It is also true with regard to the daily practice of Judaism. When Jewish ritual is normative in a household, and embraced positively, that leaves an impression.

To a parent who asks “what can I do so that my kids will be Jewish when they grow up?” my answer is “Have Shabbat dinner at home every week, and make sure that you enjoy it.”

When children see the adults in their lives embracing Jewish life in meaningful ways, that becomes a model for themselves.

Imagine a child complains “why do I have to go to Hebrew school? It’s so boring.”

If the answer is “I know it’s boring, but you’re going because I had to go when I was your age,” what do you think that child is going to take from the experience?

Think about how different the lesson would be if the answer is: “because learning is a really important part of Judaism, and religious school is where you go to learn. I am learning by reading such and such a book, or taking such and such a class.”

So many Jewish adults today ended their formal Jewish education right after their Bar or Bat Mitzvah. So many parents never had a chance to engage formally as adults with our rich tradition.

If we want our kids to embrace Jewish life as adults, the answer is not forcing them to do it as a necessary rite of passage. We have to embrace Jewish life ourselves, and then we can invite our kids to join us.

If the midrash connecting Aholiav and Hiram is true, I would imagine that the children of the tribe of Dan saw their parents engaging in fine craftsmanship from a young age. They saw adults having meaningful conversations about metalwork and embroidery. They saw uncles and aunts, neighbors, and elders showing and admiring one another’s work.

The young Danites attended formal and informal classes where they learned the basics of artistry, and then entered into apprenticeships as teen-agers, before finally opening up shops of their own as master craftsmen.

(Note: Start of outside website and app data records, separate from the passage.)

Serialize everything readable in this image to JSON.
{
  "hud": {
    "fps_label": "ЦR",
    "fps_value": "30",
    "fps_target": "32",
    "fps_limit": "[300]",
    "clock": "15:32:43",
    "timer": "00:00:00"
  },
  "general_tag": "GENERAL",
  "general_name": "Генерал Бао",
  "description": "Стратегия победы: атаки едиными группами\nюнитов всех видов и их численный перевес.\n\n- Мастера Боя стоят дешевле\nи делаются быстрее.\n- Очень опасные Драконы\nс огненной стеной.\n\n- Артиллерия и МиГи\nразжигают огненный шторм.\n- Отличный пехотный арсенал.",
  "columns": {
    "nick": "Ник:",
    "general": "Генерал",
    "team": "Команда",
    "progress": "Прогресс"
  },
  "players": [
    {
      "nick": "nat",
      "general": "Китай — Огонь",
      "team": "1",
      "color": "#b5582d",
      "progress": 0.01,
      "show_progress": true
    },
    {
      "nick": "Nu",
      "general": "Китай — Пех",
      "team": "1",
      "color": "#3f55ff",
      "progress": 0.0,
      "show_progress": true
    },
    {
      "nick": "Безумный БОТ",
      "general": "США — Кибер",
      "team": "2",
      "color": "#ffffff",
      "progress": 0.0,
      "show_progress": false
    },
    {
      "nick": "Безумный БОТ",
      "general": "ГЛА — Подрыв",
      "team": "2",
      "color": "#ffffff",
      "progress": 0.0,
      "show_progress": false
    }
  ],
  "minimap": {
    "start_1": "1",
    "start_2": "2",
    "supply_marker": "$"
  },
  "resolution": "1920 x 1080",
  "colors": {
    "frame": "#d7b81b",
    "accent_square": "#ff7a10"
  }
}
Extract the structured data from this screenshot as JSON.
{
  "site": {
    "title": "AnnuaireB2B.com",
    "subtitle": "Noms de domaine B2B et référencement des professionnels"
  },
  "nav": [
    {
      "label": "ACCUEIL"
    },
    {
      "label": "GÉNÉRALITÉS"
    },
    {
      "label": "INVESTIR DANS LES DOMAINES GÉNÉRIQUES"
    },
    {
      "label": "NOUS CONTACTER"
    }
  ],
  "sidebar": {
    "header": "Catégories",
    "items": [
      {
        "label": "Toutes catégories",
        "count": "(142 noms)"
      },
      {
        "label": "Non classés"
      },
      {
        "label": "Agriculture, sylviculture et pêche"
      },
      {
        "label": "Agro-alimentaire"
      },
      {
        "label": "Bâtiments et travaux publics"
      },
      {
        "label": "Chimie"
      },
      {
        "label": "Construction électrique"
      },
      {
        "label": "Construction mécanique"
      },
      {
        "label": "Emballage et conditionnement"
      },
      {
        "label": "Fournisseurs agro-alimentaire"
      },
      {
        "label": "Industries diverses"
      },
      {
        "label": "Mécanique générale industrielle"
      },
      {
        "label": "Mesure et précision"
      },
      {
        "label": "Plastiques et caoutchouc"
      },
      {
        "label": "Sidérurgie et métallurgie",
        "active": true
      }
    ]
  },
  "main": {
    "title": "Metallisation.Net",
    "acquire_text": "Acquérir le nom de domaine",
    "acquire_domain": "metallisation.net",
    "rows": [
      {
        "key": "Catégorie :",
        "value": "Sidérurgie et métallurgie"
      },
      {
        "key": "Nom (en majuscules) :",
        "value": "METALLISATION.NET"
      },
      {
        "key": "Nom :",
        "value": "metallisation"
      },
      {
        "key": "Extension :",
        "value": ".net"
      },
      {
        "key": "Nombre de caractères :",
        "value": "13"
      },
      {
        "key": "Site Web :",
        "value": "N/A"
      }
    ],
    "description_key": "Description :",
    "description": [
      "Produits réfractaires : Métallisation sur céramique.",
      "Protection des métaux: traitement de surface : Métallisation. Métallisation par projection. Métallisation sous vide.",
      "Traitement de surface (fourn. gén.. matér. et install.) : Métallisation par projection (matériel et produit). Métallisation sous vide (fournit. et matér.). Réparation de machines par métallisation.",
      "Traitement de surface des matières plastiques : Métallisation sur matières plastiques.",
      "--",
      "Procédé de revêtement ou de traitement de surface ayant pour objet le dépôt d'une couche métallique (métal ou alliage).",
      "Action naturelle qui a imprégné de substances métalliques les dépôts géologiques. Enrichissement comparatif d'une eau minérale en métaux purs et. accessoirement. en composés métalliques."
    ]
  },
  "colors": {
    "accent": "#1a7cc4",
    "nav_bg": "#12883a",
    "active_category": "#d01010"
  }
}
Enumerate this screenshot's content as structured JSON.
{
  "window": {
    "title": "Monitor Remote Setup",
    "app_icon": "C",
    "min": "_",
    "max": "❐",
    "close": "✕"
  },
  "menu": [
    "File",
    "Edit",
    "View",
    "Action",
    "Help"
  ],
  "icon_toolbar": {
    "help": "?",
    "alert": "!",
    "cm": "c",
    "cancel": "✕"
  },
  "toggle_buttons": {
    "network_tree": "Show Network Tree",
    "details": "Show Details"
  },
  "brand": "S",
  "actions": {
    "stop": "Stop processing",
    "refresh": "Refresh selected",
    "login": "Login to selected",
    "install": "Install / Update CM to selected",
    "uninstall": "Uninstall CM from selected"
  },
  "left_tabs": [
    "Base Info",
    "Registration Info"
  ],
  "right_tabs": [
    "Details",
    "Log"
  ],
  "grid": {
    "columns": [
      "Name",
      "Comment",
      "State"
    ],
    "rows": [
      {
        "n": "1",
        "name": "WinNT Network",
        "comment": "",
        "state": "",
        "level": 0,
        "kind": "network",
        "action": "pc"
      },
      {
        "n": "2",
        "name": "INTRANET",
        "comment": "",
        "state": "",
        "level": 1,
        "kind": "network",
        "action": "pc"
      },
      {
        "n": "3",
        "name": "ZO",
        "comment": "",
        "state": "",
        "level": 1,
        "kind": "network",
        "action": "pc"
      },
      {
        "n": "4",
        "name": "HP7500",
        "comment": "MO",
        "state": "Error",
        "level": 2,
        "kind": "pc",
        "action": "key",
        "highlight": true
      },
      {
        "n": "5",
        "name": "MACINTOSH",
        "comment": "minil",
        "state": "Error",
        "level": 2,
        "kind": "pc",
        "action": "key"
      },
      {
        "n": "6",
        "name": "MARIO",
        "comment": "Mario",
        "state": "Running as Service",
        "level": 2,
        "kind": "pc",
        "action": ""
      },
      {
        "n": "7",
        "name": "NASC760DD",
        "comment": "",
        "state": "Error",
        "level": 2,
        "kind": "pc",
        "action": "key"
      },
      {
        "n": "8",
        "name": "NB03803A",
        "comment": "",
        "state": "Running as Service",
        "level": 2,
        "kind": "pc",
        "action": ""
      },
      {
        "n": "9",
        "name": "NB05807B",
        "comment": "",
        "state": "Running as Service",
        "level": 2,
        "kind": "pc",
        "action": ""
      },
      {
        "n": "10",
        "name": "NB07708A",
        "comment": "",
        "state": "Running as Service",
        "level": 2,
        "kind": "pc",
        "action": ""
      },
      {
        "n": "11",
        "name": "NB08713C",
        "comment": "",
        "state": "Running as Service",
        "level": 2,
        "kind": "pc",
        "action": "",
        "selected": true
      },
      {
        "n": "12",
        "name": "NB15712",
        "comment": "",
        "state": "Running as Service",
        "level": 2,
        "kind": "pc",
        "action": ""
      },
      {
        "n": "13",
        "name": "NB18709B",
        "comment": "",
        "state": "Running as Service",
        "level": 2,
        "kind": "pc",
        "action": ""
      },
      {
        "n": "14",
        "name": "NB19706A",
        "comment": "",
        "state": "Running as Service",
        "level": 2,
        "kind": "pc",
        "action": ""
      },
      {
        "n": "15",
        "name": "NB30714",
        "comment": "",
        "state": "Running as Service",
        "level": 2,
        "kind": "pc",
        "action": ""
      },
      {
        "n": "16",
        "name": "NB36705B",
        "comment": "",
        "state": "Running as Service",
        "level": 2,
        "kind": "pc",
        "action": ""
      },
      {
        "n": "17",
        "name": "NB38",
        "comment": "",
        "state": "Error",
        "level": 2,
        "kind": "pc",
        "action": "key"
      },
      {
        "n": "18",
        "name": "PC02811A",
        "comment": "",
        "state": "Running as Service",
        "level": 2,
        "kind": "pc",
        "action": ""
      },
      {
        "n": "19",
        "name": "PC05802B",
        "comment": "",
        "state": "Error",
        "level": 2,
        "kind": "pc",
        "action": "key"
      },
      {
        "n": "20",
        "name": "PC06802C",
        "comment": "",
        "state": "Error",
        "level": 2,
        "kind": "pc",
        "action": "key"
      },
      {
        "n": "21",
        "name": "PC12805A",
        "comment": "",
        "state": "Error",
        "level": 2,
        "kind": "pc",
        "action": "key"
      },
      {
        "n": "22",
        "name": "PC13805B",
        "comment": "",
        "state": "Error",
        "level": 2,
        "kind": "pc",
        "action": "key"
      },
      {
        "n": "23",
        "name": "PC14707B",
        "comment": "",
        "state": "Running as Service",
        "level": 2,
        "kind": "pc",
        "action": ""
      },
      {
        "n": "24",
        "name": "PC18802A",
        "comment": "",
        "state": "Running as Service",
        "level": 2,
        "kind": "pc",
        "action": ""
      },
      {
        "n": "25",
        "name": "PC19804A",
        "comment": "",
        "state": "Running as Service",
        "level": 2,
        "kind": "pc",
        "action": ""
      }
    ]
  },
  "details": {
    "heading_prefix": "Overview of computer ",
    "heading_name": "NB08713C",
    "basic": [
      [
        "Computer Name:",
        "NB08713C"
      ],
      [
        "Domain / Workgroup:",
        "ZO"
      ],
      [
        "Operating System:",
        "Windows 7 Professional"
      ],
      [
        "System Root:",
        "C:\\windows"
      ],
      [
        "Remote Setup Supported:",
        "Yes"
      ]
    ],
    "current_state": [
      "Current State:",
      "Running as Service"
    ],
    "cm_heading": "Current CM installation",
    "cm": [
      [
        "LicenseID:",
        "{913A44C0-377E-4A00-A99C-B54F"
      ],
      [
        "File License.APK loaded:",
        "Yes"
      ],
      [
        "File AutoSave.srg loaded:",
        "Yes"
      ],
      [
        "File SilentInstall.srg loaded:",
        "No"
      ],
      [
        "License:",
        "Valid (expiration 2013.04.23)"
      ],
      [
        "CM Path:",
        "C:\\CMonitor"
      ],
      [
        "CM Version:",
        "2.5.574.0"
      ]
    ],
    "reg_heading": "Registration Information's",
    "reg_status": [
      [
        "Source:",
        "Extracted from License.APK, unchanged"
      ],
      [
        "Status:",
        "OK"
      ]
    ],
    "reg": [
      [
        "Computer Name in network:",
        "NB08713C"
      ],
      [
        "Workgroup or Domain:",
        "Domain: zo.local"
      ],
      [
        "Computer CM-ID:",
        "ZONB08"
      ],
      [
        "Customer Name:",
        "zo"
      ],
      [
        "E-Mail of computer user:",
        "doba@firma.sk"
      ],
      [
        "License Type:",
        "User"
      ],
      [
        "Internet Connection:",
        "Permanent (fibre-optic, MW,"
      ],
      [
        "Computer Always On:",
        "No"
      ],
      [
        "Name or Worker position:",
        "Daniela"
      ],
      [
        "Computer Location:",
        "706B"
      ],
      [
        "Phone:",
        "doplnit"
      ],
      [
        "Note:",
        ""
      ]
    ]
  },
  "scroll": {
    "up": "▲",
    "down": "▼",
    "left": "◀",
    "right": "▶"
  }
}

By creating such a culture, the great great great great great grandson or nephew of the number two artisan in the construction of the Tabernacle was privileged to serve as one of the primary architects of King Solomon’s Temple.

 

*1*Exodus 38:23

*2*BT Arachin 16b

*3*II Chronicles 2:13

*4*BT Kiddushin 82b

*5*Torah Temimah on Exodus 31:6